_TO DO_
Set down the entries again word for word, without any of the images.
────────────────────────────────────────
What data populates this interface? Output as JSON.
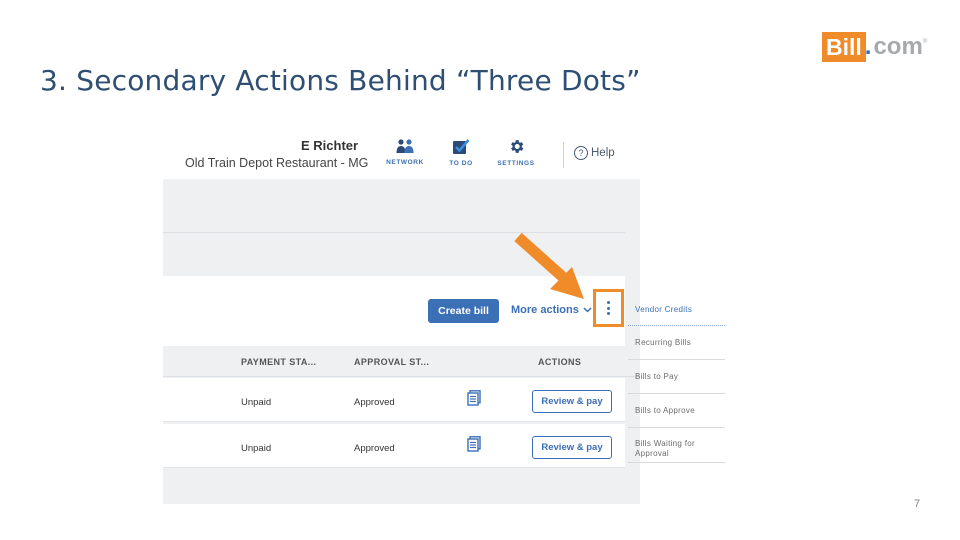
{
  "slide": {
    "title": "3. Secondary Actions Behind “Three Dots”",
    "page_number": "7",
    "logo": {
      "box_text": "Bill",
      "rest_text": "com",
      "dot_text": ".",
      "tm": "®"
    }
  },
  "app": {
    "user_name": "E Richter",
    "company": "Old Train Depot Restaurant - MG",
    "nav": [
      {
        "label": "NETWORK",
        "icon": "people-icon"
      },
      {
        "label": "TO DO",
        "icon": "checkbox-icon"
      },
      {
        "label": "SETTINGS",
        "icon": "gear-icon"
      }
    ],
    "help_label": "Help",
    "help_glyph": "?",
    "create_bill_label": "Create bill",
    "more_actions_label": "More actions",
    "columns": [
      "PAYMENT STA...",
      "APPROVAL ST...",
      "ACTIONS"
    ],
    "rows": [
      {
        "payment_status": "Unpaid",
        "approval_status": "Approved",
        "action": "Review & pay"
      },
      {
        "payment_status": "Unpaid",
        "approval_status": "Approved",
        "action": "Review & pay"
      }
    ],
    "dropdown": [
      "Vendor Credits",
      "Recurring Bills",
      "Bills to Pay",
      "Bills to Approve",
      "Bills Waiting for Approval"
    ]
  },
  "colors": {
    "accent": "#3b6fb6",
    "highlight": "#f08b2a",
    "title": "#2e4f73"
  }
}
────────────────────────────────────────
_RESPONSE_
What data populates this interface? Output as JSON.
{
  "slide": {
    "title": "3. Secondary Actions Behind “Three Dots”",
    "page_number": "7",
    "logo": {
      "box_text": "Bill",
      "rest_text": "com",
      "dot_text": ".",
      "tm": "®"
    }
  },
  "app": {
    "user_name": "E Richter",
    "company": "Old Train Depot Restaurant - MG",
    "nav": [
      {
        "label": "NETWORK",
        "icon": "people-icon"
      },
      {
        "label": "TO DO",
        "icon": "checkbox-icon"
      },
      {
        "label": "SETTINGS",
        "icon": "gear-icon"
      }
    ],
    "help_label": "Help",
    "help_glyph": "?",
    "create_bill_label": "Create bill",
    "more_actions_label": "More actions",
    "columns": [
      "PAYMENT STA...",
      "APPROVAL ST...",
      "ACTIONS"
    ],
    "rows": [
      {
        "payment_status": "Unpaid",
        "approval_status": "Approved",
        "action": "Review & pay"
      },
      {
        "payment_status": "Unpaid",
        "approval_status": "Approved",
        "action": "Review & pay"
      }
    ],
    "dropdown": [
      "Vendor Credits",
      "Recurring Bills",
      "Bills to Pay",
      "Bills to Approve",
      "Bills Waiting for Approval"
    ]
  },
  "colors": {
    "accent": "#3b6fb6",
    "highlight": "#f08b2a",
    "title": "#2e4f73"
  }
}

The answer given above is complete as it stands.